The lighter construction of the Prima means the Sherpa's payload is increased by 14% and maintenance costs are reduced due to its longer 19,000km (12,000mile) service intervals.
The DI engine is the result of a four-year test and development programme between Perkins, which builds the engines from Austin-Rover made parts —and Freight Rover, i costing n the region of ,227mi1lion.
Freight Rover claims a fuel consumption of 7.1 lit/100km (39.4mpg) over 'Ms own Kent light van test route — a 35% reduction in fuel costs — and a 13% improvement for stop-start city driving with a fully laden vehicle at 2.5 tonnes gross weight.
Maintenance-free programmed electronic ignition is standard on the latest '0' Commercial engines, which are fitted to all petrol Sherpas.
The power output for the 1.7-litre low compression engine is up by 14% to 52kW (70hp) while the two-litre low compression engine, which now develops maximum torque at a lower 2700rpm, is rated at 67kW (90hp).
For the 300 series Sherpa, Freight Rover has introduced a more powerful 73kW (98hp) version of the high compression two-litre petrol engine. It provides slightly better torque than the 1.7-litre unit, and has much improved acceleration.
Other changes to the 300 Sherpa include a reduced rear floor height by 70mm, and revised spring rates and damper settings on the rear suspension. To meet future PSV legislation, two-stage anti-rattle slam locks become standard on the rear doors, and at the front, mirrors have been revised to provide a greater field of view.
E The adoption of the DI. diesel engine and the revisions to the '0' Commercial range now give FR an up-to-date engine range in the Sherpa, although the question remains as to how long it can continue with its existing body.
While a replacement for the Sherpa is expected by 1990, or "sooner if achievable", financial restraints within the Rover Group could restrict the amount of cash available to Freight Rover for developing a new panel van.
The most likely route for any replacement would be to retain the current driveline, but in a new body shell, in the same way that Ford introduced its new Transit.
Over the next two years changes to the Sherpa are likely to be limited to minor revisions, although a turbo-diesel option on the 300 Series could be added.
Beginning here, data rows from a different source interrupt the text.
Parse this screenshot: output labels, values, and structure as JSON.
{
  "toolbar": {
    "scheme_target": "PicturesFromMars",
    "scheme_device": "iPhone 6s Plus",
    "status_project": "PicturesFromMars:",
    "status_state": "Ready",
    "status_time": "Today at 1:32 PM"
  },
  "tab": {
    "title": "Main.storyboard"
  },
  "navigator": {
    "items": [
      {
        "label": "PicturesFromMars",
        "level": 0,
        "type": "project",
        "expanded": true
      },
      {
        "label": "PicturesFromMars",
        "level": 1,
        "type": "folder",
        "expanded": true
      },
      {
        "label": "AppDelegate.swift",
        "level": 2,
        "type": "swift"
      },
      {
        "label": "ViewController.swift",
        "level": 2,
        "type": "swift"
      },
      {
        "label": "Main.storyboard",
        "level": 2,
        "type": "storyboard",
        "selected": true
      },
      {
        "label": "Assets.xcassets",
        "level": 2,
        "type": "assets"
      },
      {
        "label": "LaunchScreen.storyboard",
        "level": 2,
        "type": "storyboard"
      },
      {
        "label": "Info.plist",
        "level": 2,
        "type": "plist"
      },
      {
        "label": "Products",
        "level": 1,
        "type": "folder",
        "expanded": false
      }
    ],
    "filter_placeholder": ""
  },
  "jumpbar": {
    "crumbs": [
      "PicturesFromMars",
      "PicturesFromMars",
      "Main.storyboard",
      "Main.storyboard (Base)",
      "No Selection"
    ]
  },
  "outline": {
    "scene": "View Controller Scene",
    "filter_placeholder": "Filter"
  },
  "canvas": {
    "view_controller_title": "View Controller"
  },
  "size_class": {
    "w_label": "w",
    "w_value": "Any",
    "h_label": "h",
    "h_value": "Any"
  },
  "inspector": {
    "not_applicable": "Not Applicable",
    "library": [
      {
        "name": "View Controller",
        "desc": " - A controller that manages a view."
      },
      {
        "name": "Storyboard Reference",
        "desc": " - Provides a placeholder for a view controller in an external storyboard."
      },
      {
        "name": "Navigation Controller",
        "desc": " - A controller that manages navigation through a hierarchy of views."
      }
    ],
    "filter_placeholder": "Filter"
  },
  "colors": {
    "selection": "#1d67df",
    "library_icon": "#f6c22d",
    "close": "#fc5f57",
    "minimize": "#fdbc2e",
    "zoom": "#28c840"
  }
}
The 50kW (6'7hp) 2.5-litre Land Rover diesel engine currently used in the 300 Series, is now produced in a 63kW (85hp) turbocharged version, which would be an attractive option to those diesel van buyers looking for more performance.
A 60kW (80hp) turbocharged version of the direct-injection two-litre Prima engine is also produced by Perkins, and this could fit the bill, although it may be used first in the smaller 200 Series.